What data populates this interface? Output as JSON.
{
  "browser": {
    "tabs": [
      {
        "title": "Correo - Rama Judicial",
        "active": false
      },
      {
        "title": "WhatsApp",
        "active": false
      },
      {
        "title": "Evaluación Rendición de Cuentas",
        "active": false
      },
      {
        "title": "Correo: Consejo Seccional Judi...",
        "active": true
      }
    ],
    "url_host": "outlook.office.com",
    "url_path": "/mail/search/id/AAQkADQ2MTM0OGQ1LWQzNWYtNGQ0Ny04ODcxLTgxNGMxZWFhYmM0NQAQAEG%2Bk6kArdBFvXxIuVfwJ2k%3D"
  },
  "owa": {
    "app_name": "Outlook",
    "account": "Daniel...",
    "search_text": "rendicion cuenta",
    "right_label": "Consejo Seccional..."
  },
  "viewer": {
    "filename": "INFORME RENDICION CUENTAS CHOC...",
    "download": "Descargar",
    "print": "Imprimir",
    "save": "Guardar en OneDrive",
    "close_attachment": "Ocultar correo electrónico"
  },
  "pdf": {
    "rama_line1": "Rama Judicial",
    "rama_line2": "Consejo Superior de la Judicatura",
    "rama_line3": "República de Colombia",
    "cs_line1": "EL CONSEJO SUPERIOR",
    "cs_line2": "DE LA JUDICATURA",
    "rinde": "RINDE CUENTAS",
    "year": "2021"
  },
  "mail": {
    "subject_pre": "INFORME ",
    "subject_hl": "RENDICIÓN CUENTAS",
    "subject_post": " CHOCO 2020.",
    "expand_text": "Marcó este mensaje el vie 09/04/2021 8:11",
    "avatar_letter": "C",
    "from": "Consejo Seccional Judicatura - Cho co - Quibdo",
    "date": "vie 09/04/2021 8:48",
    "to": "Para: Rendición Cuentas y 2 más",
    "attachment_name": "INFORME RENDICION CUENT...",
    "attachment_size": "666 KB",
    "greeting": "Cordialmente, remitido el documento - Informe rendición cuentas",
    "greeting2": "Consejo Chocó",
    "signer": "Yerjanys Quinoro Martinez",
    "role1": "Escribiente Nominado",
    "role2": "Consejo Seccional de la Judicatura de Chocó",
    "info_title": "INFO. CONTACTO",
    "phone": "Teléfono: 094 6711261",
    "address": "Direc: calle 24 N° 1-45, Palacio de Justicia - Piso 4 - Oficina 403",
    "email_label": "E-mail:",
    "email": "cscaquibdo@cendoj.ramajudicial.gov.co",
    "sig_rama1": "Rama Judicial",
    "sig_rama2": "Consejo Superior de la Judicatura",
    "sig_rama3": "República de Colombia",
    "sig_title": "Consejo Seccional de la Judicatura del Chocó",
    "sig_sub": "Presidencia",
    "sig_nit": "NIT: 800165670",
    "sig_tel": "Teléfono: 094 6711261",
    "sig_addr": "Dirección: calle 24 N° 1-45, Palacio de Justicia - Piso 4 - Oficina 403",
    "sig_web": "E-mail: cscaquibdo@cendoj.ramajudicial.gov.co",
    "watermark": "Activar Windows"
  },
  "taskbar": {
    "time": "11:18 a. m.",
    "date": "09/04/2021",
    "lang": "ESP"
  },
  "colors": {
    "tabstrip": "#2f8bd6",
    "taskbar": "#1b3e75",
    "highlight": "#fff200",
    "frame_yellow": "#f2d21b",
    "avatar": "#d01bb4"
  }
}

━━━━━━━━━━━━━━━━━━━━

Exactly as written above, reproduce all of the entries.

● Task output
What data populates this interface? Output as JSON.
{
  "browser": {
    "tabs": [
      {
        "title": "Correo - Rama Judicial",
        "active": false
      },
      {
        "title": "WhatsApp",
        "active": false
      },
      {
        "title": "Evaluación Rendición de Cuentas",
        "active": false
      },
      {
        "title": "Correo: Consejo Seccional Judi...",
        "active": true
      }
    ],
    "url_host": "outlook.office.com",
    "url_path": "/mail/search/id/AAQkADQ2MTM0OGQ1LWQzNWYtNGQ0Ny04ODcxLTgxNGMxZWFhYmM0NQAQAEG%2Bk6kArdBFvXxIuVfwJ2k%3D"
  },
  "owa": {
    "app_name": "Outlook",
    "account": "Daniel...",
    "search_text": "rendicion cuenta",
    "right_label": "Consejo Seccional..."
  },
  "viewer": {
    "filename": "INFORME RENDICION CUENTAS CHOC...",
    "download": "Descargar",
    "print": "Imprimir",
    "save": "Guardar en OneDrive",
    "close_attachment": "Ocultar correo electrónico"
  },
  "pdf": {
    "rama_line1": "Rama Judicial",
    "rama_line2": "Consejo Superior de la Judicatura",
    "rama_line3": "República de Colombia",
    "cs_line1": "EL CONSEJO SUPERIOR",
    "cs_line2": "DE LA JUDICATURA",
    "rinde": "RINDE CUENTAS",
    "year": "2021"
  },
  "mail": {
    "subject_pre": "INFORME ",
    "subject_hl": "RENDICIÓN CUENTAS",
    "subject_post": " CHOCO 2020.",
    "expand_text": "Marcó este mensaje el vie 09/04/2021 8:11",
    "avatar_letter": "C",
    "from": "Consejo Seccional Judicatura - Cho co - Quibdo",
    "date": "vie 09/04/2021 8:48",
    "to": "Para: Rendición Cuentas y 2 más",
    "attachment_name": "INFORME RENDICION CUENT...",
    "attachment_size": "666 KB",
    "greeting": "Cordialmente, remitido el documento - Informe rendición cuentas",
    "greeting2": "Consejo Chocó",
    "signer": "Yerjanys Quinoro Martinez",
    "role1": "Escribiente Nominado",
    "role2": "Consejo Seccional de la Judicatura de Chocó",
    "info_title": "INFO. CONTACTO",
    "phone": "Teléfono: 094 6711261",
    "address": "Direc: calle 24 N° 1-45, Palacio de Justicia - Piso 4 - Oficina 403",
    "email_label": "E-mail:",
    "email": "cscaquibdo@cendoj.ramajudicial.gov.co",
    "sig_rama1": "Rama Judicial",
    "sig_rama2": "Consejo Superior de la Judicatura",
    "sig_rama3": "República de Colombia",
    "sig_title": "Consejo Seccional de la Judicatura del Chocó",
    "sig_sub": "Presidencia",
    "sig_nit": "NIT: 800165670",
    "sig_tel": "Teléfono: 094 6711261",
    "sig_addr": "Dirección: calle 24 N° 1-45, Palacio de Justicia - Piso 4 - Oficina 403",
    "sig_web": "E-mail: cscaquibdo@cendoj.ramajudicial.gov.co",
    "watermark": "Activar Windows"
  },
  "taskbar": {
    "time": "11:18 a. m.",
    "date": "09/04/2021",
    "lang": "ESP"
  },
  "colors": {
    "tabstrip": "#2f8bd6",
    "taskbar": "#1b3e75",
    "highlight": "#fff200",
    "frame_yellow": "#f2d21b",
    "avatar": "#d01bb4"
  }
}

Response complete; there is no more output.